During 1983 and 1984, in particular, countless people were detained for weeks and sometimes months on suspicion of murder. So, bizarrely, was Chikatilo, himself. Arrested early one morning in September 1984 at a Rostov market after spending the night trying to pick up women, he was held for three months while ' prosecutors probed a connection with the murder of Dima Ptashnikov, a 10-year-old boy stabbed to death that March in the nearby city of Novoshakhtink'.


Chikatilo was released at the beginning of 1985, largely because of a rare discrepancy between his blood and sperm groups that appeared to rule him out as the killer. When he was arrested again almost six years later, after being spotted near the scene of a crime, police checked more carefully and discovered their error. Twenty one of his alleged victims date from that period. In the history, of criminal investigations, it must rank as one of the most glaring mistakes ever.


But if police Were fooled, so too were those who knew Chikatilo. Colleagues who worked with him remember a quiet, introverted and unpleasant man, who kept disappearing for days on end without explanation. Strange? Certainly. A serial killer? Nobody could believe it. Nor did the person who knew him best, Fayina Chikatilo, who had been married to him for 27 years at the time of his arrest. She told prosecutors she had never suspected anything:


not during the increasing numbers of nights her husband spent away from home, not even when she had to wash flecks of blood off his clothes.


"If I had known what my husband was doing all those years, then of course I would have done something to stop him", she said. "But how was I to know? "

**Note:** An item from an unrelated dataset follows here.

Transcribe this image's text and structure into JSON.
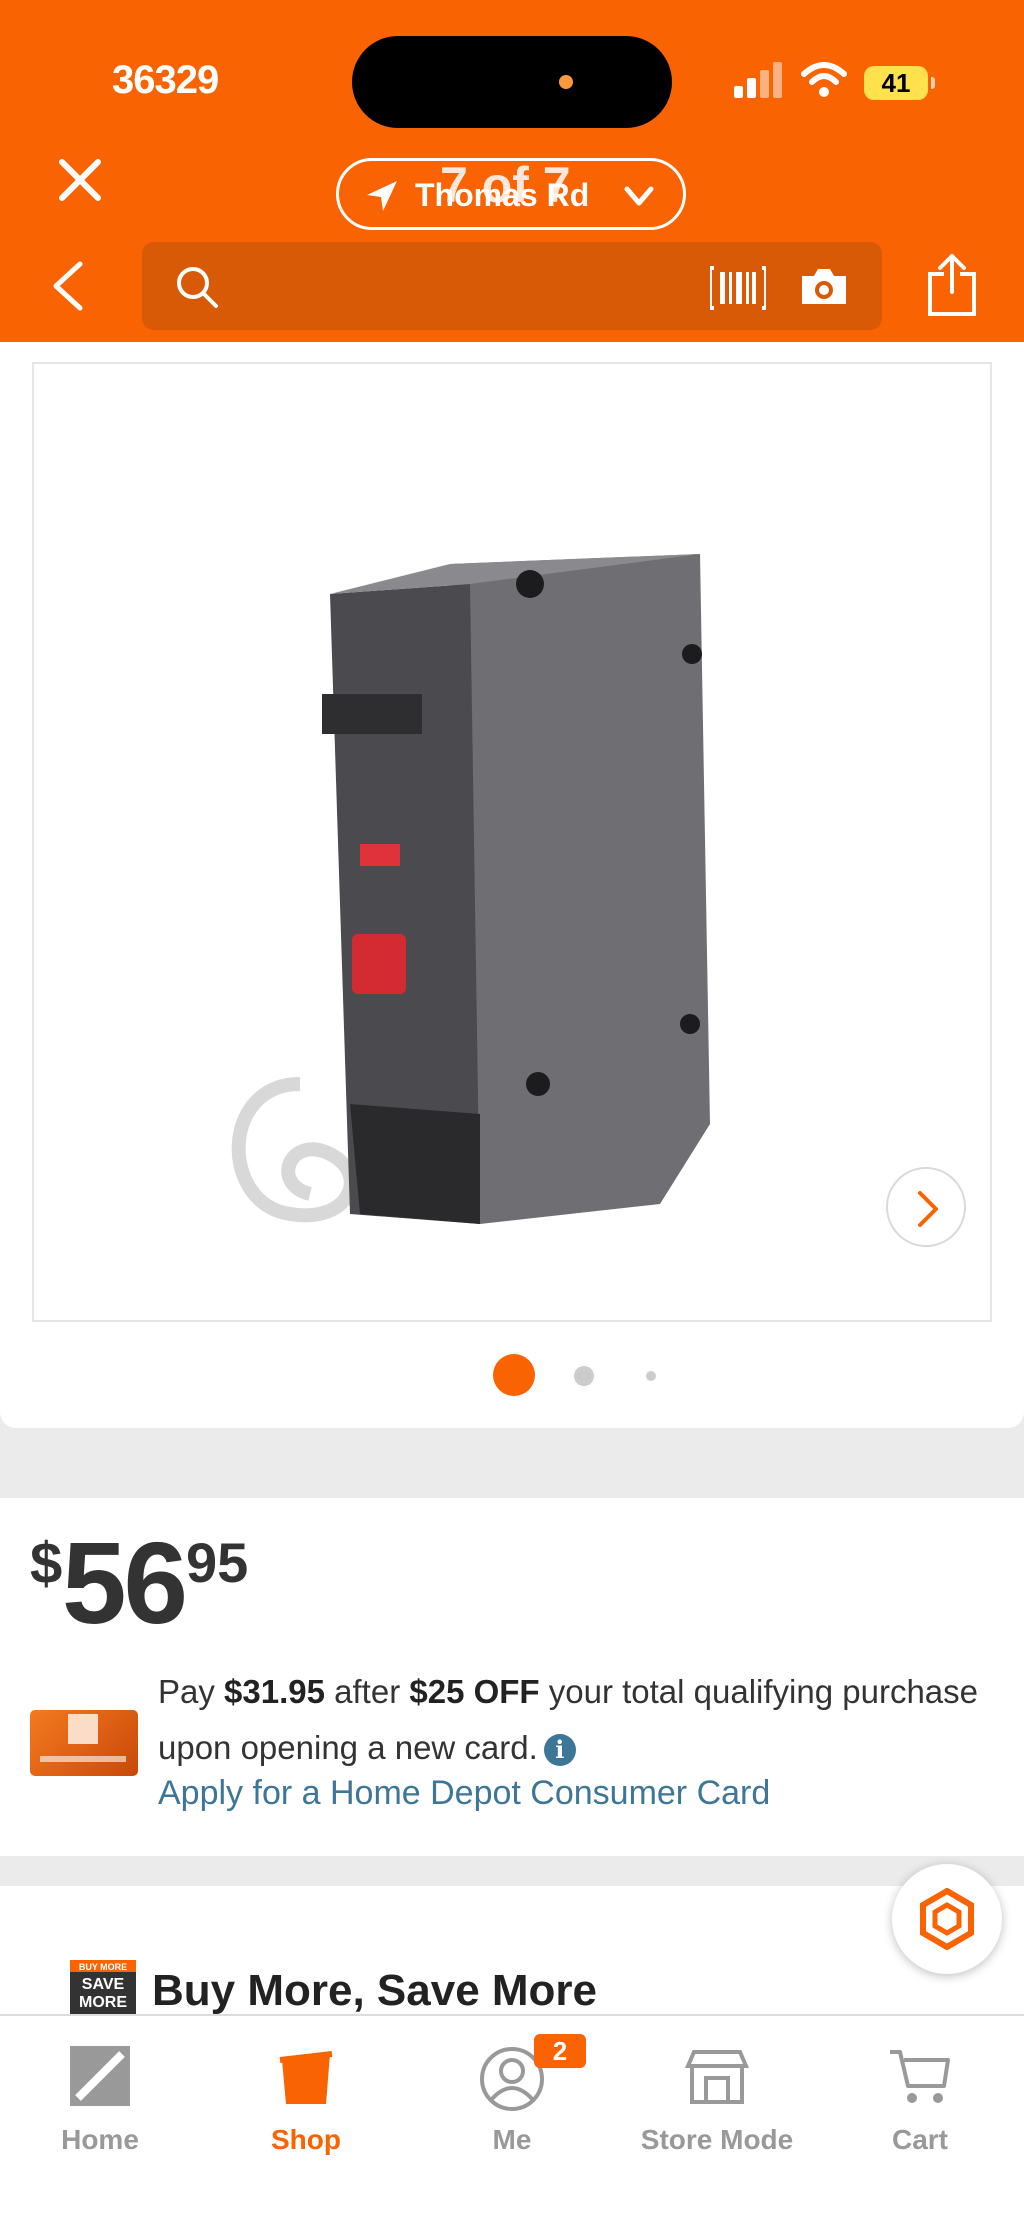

Although the Public Prosecutor's Department believed her, others did not. Spurned by her friends and neighbors and facing death threats from strangers, Fayina Chikatilo fled Rostov shortly before the start of the trial in order to start a new life in Ukraine.


If, as the prosecution claimed, Chikatilo did kill 53 people, then how can it be explained? Andrei Tkachenko, a psychiatrist from Moscow's Serbsky Institute who examined him for more than two months last year, has traced his patient's descent into infamy. From a shy, problem child, too ashamed to admit chronic short-sightedhess, Chikatilo turned into a troubled adult with problems relating to women and a host of other complexes, which, by the time he reached his late 30s, were beginning to turn criminal.


In the 1970s, when working as teacher in mining towns north of Rostov, Chikatilo allegedly committed a series of escalating assaults on children. According to Tkachenko, once Chikatilo began gaining sexual satisfaction from the inflicting of suffering, it was only a short step to murder.


Dominating everything were his sexual problems. Although he fathered two children, Chikatilo was, for all intents and purposes, impotent; his wife tried in vain to get him to seek treatment. He did not even succeed in raping his alleged victims. By the end, the cut and thrust of his knife had taken the place of intercourse, Tkachenko believes. A sadist, pure and simple; but according to Tkachenko, a sane one who was fully responsible for his actions and able to stand trial for them.


"Homicide is a very grave offense and it takes very serious disorders of physical activity for you to fully forget what you are doing", the psychiatrist concluded. "One must be very deeply deranged to commit murder unconsciously, totally without control - and Chikatilo was not".


Peter Conradi is Moscow correspondent for The European. His book, "The Red Ripper: Russia's Monster Serial Killer and the Men Who Stopped Him", will be published by Dell Books in November.